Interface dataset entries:
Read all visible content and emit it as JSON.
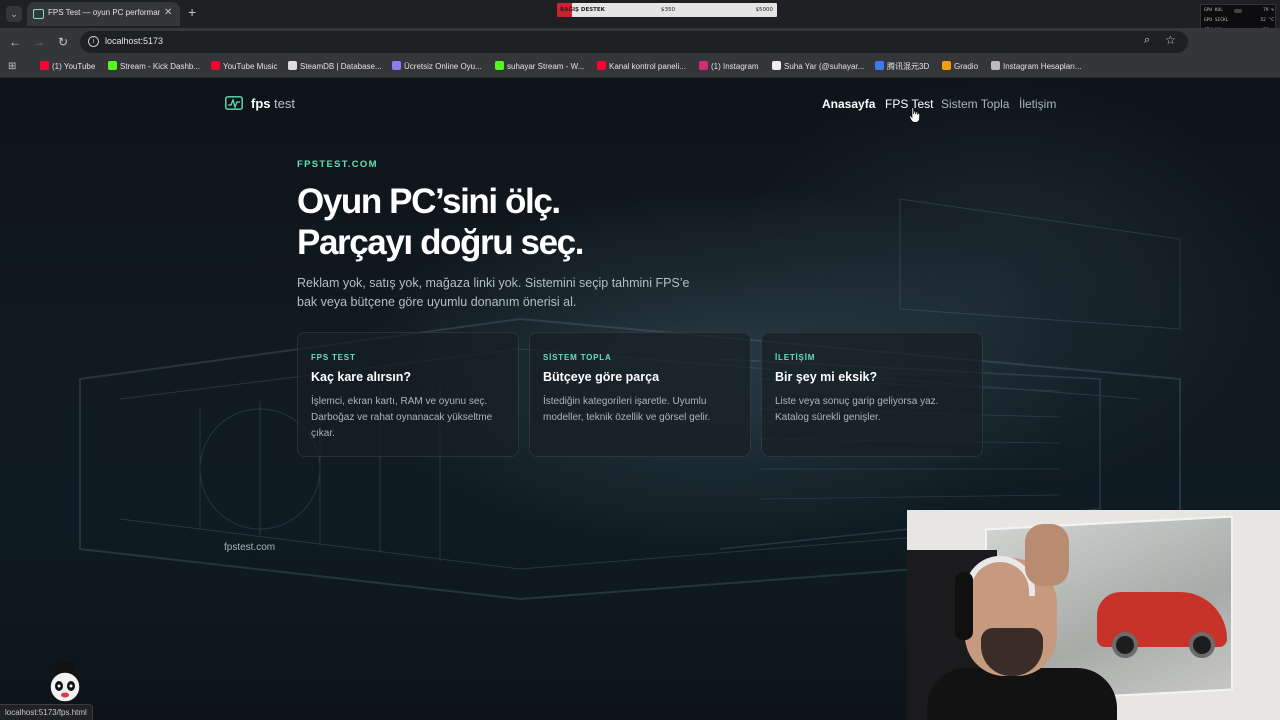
{
  "browser": {
    "tab": {
      "title": "FPS Test — oyun PC performan",
      "close_label": "✕"
    },
    "new_tab_label": "+",
    "address": "localhost:5173",
    "bookmarks": [
      {
        "label": "(1) YouTube",
        "icon_color": "#ff0033"
      },
      {
        "label": "Stream - Kick Dashb...",
        "icon_color": "#53fc18"
      },
      {
        "label": "YouTube Music",
        "icon_color": "#ff0033"
      },
      {
        "label": "SteamDB | Database...",
        "icon_color": "#dddddd"
      },
      {
        "label": "Ücretsiz Online Oyu...",
        "icon_color": "#8c7cf0"
      },
      {
        "label": "suhayar Stream - W...",
        "icon_color": "#53fc18"
      },
      {
        "label": "Kanal kontrol paneli...",
        "icon_color": "#ff0033"
      },
      {
        "label": "(1) Instagram",
        "icon_color": "#d62976"
      },
      {
        "label": "Suha Yar (@suhayar...",
        "icon_color": "#eeeeee"
      },
      {
        "label": "腾讯混元3D",
        "icon_color": "#3d7bf6"
      },
      {
        "label": "Gradio",
        "icon_color": "#f59e0b"
      },
      {
        "label": "Instagram Hesapları...",
        "icon_color": "#bbbbbb"
      }
    ],
    "status_url": "localhost:5173/fps.html"
  },
  "overlay": {
    "donation": {
      "label": "BAĞIŞ DESTEK",
      "current": "$350",
      "goal": "$5000",
      "progress": 0.07,
      "color": "#c9242e"
    },
    "sysmon": [
      {
        "label": "GPU KUL",
        "value": "79 %"
      },
      {
        "label": "GPU SICKL",
        "value": "52 °C"
      },
      {
        "label": "CPU KUL",
        "value": "29 %"
      },
      {
        "label": "CPU TEMP",
        "value": "69 °C"
      }
    ]
  },
  "site": {
    "logo_primary": "fps",
    "logo_secondary": "test",
    "nav": {
      "home": "Anasayfa",
      "fps": "FPS Test",
      "build": "Sistem Topla",
      "contact": "İletişim"
    },
    "hero": {
      "eyebrow": "FPSTEST.COM",
      "title_line1": "Oyun PC’sini ölç.",
      "title_line2": "Parçayı doğru seç.",
      "description": "Reklam yok, satış yok, mağaza linki yok. Sistemini seçip tahmini FPS’e bak veya bütçene göre uyumlu donanım önerisi al."
    },
    "cards": [
      {
        "kicker": "FPS TEST",
        "title": "Kaç kare alırsın?",
        "text": "İşlemci, ekran kartı, RAM ve oyunu seç. Darboğaz ve rahat oynanacak yükseltme çıkar."
      },
      {
        "kicker": "SİSTEM TOPLA",
        "title": "Bütçeye göre parça",
        "text": "İstediğin kategorileri işaretle. Uyumlu modeller, teknik özellik ve görsel gelir."
      },
      {
        "kicker": "İLETİŞİM",
        "title": "Bir şey mi eksik?",
        "text": "Liste veya sonuç garip geliyorsa yaz. Katalog sürekli genişler."
      }
    ],
    "footer": "fpstest.com",
    "accent_color": "#5ee3b5"
  }
}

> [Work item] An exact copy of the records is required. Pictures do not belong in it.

> [Response area]
Read all visible content and emit it as JSON.
{
  "browser": {
    "tab": {
      "title": "FPS Test — oyun PC performan",
      "close_label": "✕"
    },
    "new_tab_label": "+",
    "address": "localhost:5173",
    "bookmarks": [
      {
        "label": "(1) YouTube",
        "icon_color": "#ff0033"
      },
      {
        "label": "Stream - Kick Dashb...",
        "icon_color": "#53fc18"
      },
      {
        "label": "YouTube Music",
        "icon_color": "#ff0033"
      },
      {
        "label": "SteamDB | Database...",
        "icon_color": "#dddddd"
      },
      {
        "label": "Ücretsiz Online Oyu...",
        "icon_color": "#8c7cf0"
      },
      {
        "label": "suhayar Stream - W...",
        "icon_color": "#53fc18"
      },
      {
        "label": "Kanal kontrol paneli...",
        "icon_color": "#ff0033"
      },
      {
        "label": "(1) Instagram",
        "icon_color": "#d62976"
      },
      {
        "label": "Suha Yar (@suhayar...",
        "icon_color": "#eeeeee"
      },
      {
        "label": "腾讯混元3D",
        "icon_color": "#3d7bf6"
      },
      {
        "label": "Gradio",
        "icon_color": "#f59e0b"
      },
      {
        "label": "Instagram Hesapları...",
        "icon_color": "#bbbbbb"
      }
    ],
    "status_url": "localhost:5173/fps.html"
  },
  "overlay": {
    "donation": {
      "label": "BAĞIŞ DESTEK",
      "current": "$350",
      "goal": "$5000",
      "progress": 0.07,
      "color": "#c9242e"
    },
    "sysmon": [
      {
        "label": "GPU KUL",
        "value": "79 %"
      },
      {
        "label": "GPU SICKL",
        "value": "52 °C"
      },
      {
        "label": "CPU KUL",
        "value": "29 %"
      },
      {
        "label": "CPU TEMP",
        "value": "69 °C"
      }
    ]
  },
  "site": {
    "logo_primary": "fps",
    "logo_secondary": "test",
    "nav": {
      "home": "Anasayfa",
      "fps": "FPS Test",
      "build": "Sistem Topla",
      "contact": "İletişim"
    },
    "hero": {
      "eyebrow": "FPSTEST.COM",
      "title_line1": "Oyun PC’sini ölç.",
      "title_line2": "Parçayı doğru seç.",
      "description": "Reklam yok, satış yok, mağaza linki yok. Sistemini seçip tahmini FPS’e bak veya bütçene göre uyumlu donanım önerisi al."
    },
    "cards": [
      {
        "kicker": "FPS TEST",
        "title": "Kaç kare alırsın?",
        "text": "İşlemci, ekran kartı, RAM ve oyunu seç. Darboğaz ve rahat oynanacak yükseltme çıkar."
      },
      {
        "kicker": "SİSTEM TOPLA",
        "title": "Bütçeye göre parça",
        "text": "İstediğin kategorileri işaretle. Uyumlu modeller, teknik özellik ve görsel gelir."
      },
      {
        "kicker": "İLETİŞİM",
        "title": "Bir şey mi eksik?",
        "text": "Liste veya sonuç garip geliyorsa yaz. Katalog sürekli genişler."
      }
    ],
    "footer": "fpstest.com",
    "accent_color": "#5ee3b5"
  }
}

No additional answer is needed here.